By R. Andrew Hurley, Ph.D.

June 4, 2019

width=300The business of corrugated fiberboard is inherently logical. Much of the work is mathematical—at the corrugator, in the design department, in diemaking—it’s math, measurements, and precision. Even the converting process is timed. Boxes are folded and glued in a mechanical order that needs to be engineered from the start. Customers require a specific order quantity, specific geometry, specific ECT, pricing, even commission. But for more than a century, brown boxes did not have to serve as a shopper-facing commodity—until recently.

The brown box is no longer an afterthought. Now, a significant number of consumers see traditional retail goods for the first time, at their doorstep, in a brown box! Instead of standing out on the shelf, packages need to perform at home. Customers are holding corrugated packaging to the same high expectations as they do a paperboard carton in retail.

E-commerce packaging needs to arrive undamaged, be frustration-free, manage waste (curbside recyclable or returnable), facilitate brand equity, and ideally offer a unique experience (custom decoration and/or structure). Each of these factors impacts consumer perception and repurpose intent. Corrugated board still retains its logical and mathematical roots, but it now lives in the consumer’s world, full of emotion.

How does the customer feel during that first unboxing experience—the moment you have engineered down to the specific fiber? The resulting emotion sets a strong precedent for the relationship the buyer will have with the brand. I speculate this is one of the fundamental reasons for Apple’s impressive packaging. The tight tolerances engineered to facilitate the slow release when you open an Apple product build anticipation and generate excitement. That attention to the packaging quality automatically creates a positive preconception of the product quality and forms a deeper connection between the brand and the user. With Apple setting a now iconic precedent on emotion-based packaging—right up there with Tiffany & Co.’s Little Blue Box—let’s think for a moment on how this applies to the logical (versus emotional) world of corrugated fiberboard. Quite simply, e-commerce is providing corrugated packaging a spotlight like never before.

So, where do you go from here? How do you create a positive emotional experience for your customer? Just as there is an ECT calculator, there are tools to measure a consumer’s emotional response to an experience, such as opening your box. My research team recruits a targeted audience, presents them with relevant packaging, and measures facial expressions at 30 times per second. Seven emotions are captured: joy, surprise, fear, disgust, contempt, anger, and sadness.

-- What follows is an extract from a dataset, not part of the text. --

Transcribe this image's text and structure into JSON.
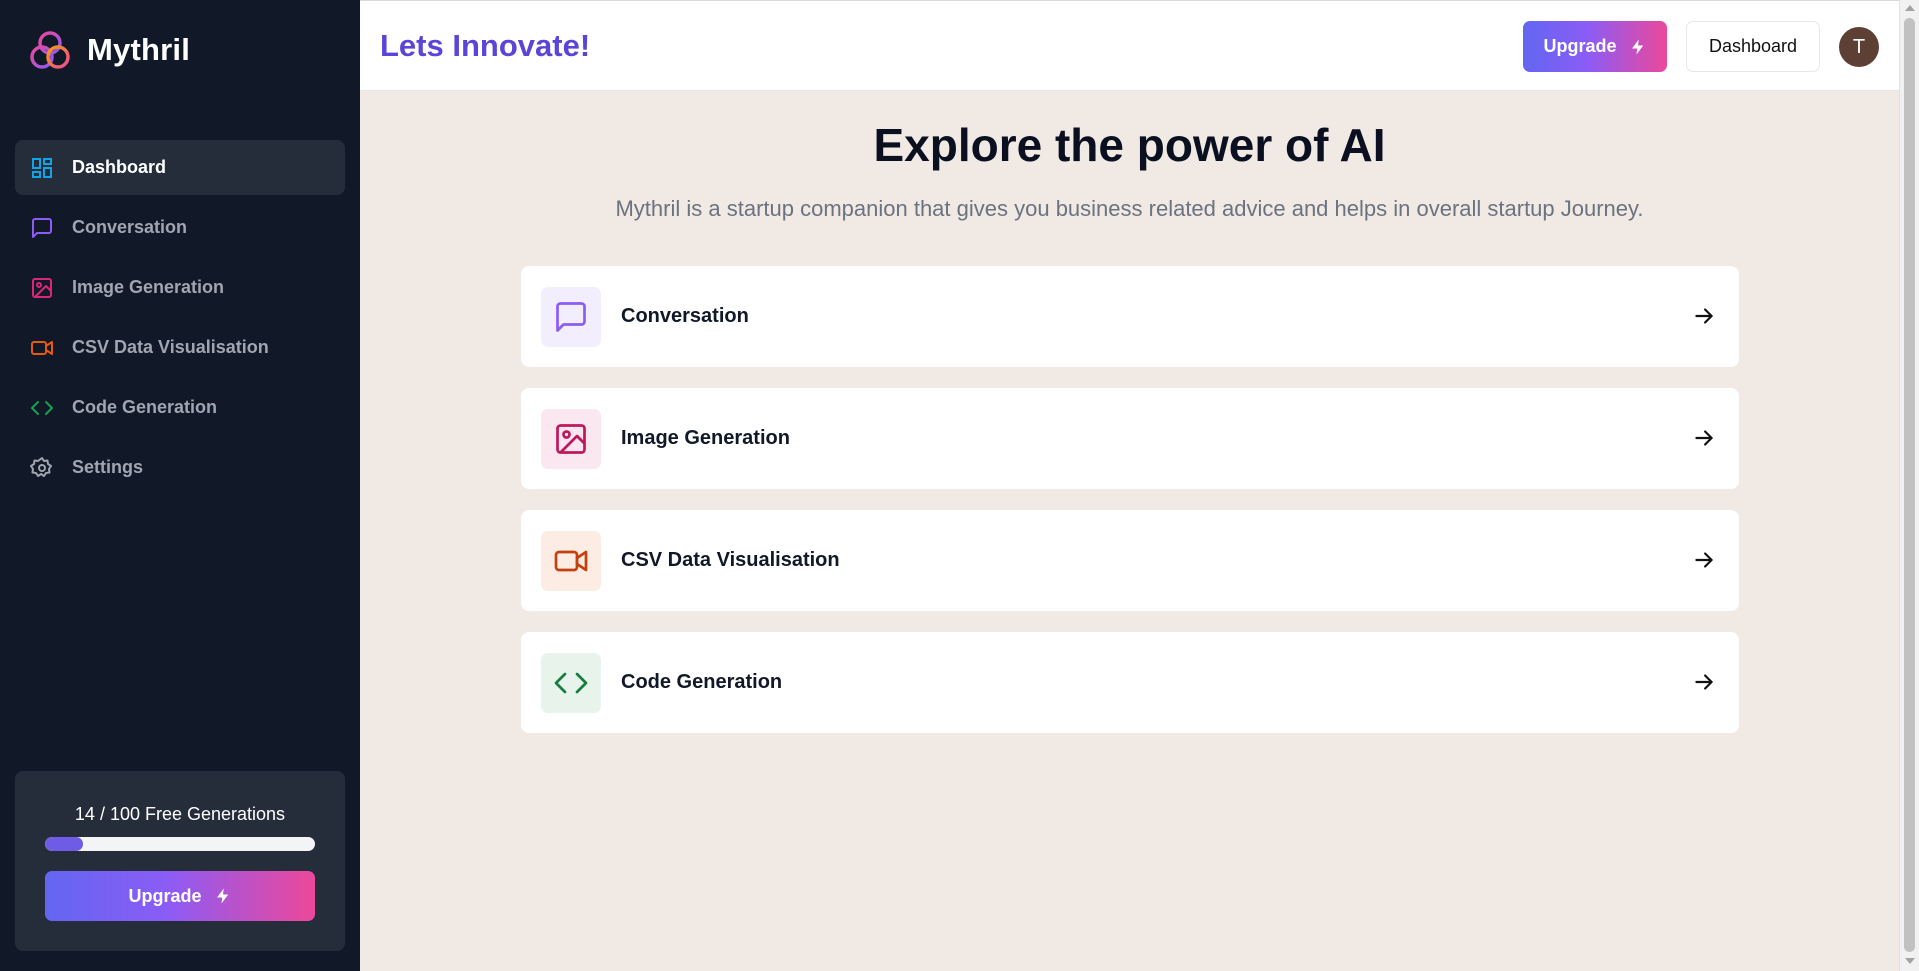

My team and I have been doing research like this for several years; as technology advances, so do our process and efficiency. I’ve been able to observe, participate in, and play the active role of everyday consumer as our corrugated packaging industry has changed in terms of use, consumption, and expectations. What I’ve taken note of is a few brands and packaging providers that have made some serious investments in time and thought around the customer’s perception of corrugated boxes and specific ways end users interact with their packaged products. If this is something you are considering, review this white paper on a Seaman Paper Co. study executed last year ( The premise, process, and findings are directly applicable to AICC’s membership as we navigate changing expectations.

There has never been a better time to be in the corrugated industry. Take advantage of it. On your next project, consider balancing your traditional logical preparation with some emotional insights.

width=150Andrew Hurley, Ph.D., is an associate professor of packaging science at Clemson University. He can be reached at